Why is there a Lennon Wall in Prague if Lennon never even visited?
The John Lennon Wall in Prague is a memorial to singer John Lennon; it’s been a home to messages of peace, free speech, and non-violent rebellion (as well as some Beatles lyrics) since the 1980’s. The surprising part – Lennon never even visited Prague!
While it was once just a regular wall, it was one of the few places in Prague where people could practice free speech under communism. Authorities often painted the wall white, but it would be filled up with free speech graffiti by the next day. People posting political slogans under communism came to be known as “Lennonists.”
What does Lennon have to do with Prague?
When John Lennon was murdered in 1980 he became a sort of hero to some of the young and his picture was painted on this wall, for whatever reason right here, along with graffiti defying the authorities. Back then the Czech people had few opportunities to express their feelings with their lack of freedom. By doing this, those young activists risked prison for what authorities called “subversive activities against the state”.

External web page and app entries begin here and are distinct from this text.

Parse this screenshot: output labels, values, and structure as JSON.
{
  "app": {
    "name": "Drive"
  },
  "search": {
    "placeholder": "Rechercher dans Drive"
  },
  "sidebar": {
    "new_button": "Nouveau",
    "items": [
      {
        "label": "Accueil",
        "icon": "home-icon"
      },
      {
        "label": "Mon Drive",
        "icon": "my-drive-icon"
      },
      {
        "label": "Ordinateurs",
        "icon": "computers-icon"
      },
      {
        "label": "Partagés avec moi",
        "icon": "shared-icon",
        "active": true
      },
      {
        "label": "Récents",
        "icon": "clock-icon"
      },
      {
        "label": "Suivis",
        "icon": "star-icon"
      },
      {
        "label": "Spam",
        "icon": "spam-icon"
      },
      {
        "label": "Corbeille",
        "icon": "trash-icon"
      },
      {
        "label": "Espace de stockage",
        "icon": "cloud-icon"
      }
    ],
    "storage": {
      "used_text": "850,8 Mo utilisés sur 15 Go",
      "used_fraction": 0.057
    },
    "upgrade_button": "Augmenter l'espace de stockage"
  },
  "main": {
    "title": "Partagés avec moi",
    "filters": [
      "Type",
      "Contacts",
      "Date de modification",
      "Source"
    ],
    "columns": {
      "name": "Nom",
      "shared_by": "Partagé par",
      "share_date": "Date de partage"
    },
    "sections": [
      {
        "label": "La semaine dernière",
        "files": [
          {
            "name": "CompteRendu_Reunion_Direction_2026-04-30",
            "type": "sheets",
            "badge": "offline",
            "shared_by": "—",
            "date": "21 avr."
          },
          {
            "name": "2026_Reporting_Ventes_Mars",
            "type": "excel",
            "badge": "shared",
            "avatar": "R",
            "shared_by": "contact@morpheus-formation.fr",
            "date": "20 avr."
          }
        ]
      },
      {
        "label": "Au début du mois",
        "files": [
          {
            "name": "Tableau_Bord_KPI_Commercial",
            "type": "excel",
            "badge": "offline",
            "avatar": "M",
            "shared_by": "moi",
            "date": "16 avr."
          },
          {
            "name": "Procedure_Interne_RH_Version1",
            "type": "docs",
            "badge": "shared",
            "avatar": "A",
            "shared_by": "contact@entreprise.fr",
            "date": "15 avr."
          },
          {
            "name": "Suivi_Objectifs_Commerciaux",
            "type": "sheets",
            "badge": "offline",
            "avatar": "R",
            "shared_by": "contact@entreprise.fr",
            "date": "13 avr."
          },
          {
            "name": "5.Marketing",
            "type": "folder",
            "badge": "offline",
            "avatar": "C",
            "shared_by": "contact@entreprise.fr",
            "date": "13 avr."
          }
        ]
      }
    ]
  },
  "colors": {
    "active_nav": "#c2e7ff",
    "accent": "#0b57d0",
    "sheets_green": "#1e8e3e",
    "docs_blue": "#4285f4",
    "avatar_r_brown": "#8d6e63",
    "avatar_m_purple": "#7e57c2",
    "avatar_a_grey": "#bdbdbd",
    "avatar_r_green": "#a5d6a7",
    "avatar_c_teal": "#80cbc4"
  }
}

But the threat of prison couldn’t keep people from slipping there at night to scrawl graffiti first in the form of Beatles lyrics and odes to Lennon, then they came to paint their own feelings and dreams on what came to be known as the Lennon Wall.
The Communist police tried repeatedly to whitewash over the portrait and messages of peace but they could never manage to keep the wall clean. On the second day it was again full of poems and flowers with paintings of Lennon. Even the installation of surveillance cameras and the posting of an overnight guard couldn’t stop the opinions from being expressed. [credit: Prague.net]